Exercise prompt: Whenever a line below holds the word "Wellbeing", copy that line.

• • • • • • •

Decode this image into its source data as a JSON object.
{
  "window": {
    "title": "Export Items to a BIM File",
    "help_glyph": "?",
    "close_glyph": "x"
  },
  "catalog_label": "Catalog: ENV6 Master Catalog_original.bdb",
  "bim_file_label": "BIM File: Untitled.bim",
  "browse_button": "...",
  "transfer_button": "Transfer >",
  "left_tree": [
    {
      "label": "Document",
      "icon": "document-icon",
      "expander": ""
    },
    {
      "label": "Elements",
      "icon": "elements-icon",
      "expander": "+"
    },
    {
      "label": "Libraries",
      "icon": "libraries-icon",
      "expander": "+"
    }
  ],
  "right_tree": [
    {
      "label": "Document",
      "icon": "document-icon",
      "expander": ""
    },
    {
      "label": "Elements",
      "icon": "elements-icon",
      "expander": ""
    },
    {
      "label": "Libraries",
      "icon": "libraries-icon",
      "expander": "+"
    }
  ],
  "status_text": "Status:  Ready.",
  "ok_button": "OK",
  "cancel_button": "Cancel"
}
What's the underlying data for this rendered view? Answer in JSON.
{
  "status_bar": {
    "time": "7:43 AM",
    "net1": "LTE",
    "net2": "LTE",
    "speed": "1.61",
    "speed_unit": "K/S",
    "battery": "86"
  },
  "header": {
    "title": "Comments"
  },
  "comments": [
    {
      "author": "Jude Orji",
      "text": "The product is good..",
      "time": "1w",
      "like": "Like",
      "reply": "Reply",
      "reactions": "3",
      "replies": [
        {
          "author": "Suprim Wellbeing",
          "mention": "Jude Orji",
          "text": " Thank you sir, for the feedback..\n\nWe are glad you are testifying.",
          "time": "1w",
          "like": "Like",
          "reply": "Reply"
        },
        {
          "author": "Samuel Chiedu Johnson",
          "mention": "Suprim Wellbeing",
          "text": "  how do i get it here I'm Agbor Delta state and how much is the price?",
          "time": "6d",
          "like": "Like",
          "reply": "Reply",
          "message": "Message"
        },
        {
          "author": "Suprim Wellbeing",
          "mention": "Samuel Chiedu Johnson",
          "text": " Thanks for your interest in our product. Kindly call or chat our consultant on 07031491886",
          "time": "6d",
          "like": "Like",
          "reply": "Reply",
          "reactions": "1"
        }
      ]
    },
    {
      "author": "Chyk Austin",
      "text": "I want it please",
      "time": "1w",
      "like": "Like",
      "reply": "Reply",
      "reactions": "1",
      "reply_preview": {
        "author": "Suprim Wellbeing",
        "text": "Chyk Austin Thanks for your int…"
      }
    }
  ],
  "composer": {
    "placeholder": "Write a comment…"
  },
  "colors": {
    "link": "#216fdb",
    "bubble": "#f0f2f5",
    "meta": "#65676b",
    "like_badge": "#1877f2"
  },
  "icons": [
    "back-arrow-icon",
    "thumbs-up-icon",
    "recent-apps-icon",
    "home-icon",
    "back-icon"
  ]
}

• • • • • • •

Exercise response:
          "author": "Suprim Wellbeing",
          "mention": "Suprim Wellbeing",
          "author": "Suprim Wellbeing",
        "author": "Suprim Wellbeing",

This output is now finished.